Records shown.
↓↓↓

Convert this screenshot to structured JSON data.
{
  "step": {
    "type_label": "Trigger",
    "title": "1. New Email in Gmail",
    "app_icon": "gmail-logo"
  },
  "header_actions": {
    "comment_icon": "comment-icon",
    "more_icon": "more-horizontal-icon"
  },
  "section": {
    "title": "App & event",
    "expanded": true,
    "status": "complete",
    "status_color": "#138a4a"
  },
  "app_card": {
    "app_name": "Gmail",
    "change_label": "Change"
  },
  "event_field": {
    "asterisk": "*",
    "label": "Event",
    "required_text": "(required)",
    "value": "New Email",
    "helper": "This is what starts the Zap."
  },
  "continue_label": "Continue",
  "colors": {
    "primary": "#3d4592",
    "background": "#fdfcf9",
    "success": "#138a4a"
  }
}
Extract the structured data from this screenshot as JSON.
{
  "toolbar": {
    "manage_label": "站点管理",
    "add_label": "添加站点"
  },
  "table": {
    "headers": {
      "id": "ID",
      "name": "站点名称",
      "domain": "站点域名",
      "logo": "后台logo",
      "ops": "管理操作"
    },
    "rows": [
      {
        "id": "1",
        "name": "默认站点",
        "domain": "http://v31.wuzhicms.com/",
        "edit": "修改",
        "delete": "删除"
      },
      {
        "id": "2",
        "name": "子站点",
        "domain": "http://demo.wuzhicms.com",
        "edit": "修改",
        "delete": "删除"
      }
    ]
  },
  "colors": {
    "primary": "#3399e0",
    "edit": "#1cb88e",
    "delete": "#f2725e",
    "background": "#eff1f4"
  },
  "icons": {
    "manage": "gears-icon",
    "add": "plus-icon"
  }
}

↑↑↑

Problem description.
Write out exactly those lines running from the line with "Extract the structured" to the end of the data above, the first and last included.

Task solution.
Extract the structured data from this screenshot as JSON.
{
  "toolbar": {
    "manage_label": "站点管理",
    "add_label": "添加站点"
  },
  "table": {
    "headers": {
      "id": "ID",
      "name": "站点名称",
      "domain": "站点域名",
      "logo": "后台logo",
      "ops": "管理操作"
    },
    "rows": [
      {
        "id": "1",
        "name": "默认站点",
        "domain": "http://v31.wuzhicms.com/",
        "edit": "修改",
        "delete": "删除"
      },
      {
        "id": "2",
        "name": "子站点",
        "domain": "http://demo.wuzhicms.com",
        "edit": "修改",
        "delete": "删除"
      }
    ]
  },
  "colors": {
    "primary": "#3399e0",
    "edit": "#1cb88e",
    "delete": "#f2725e",
    "background": "#eff1f4"
  },
  "icons": {
    "manage": "gears-icon",
    "add": "plus-icon"
  }
}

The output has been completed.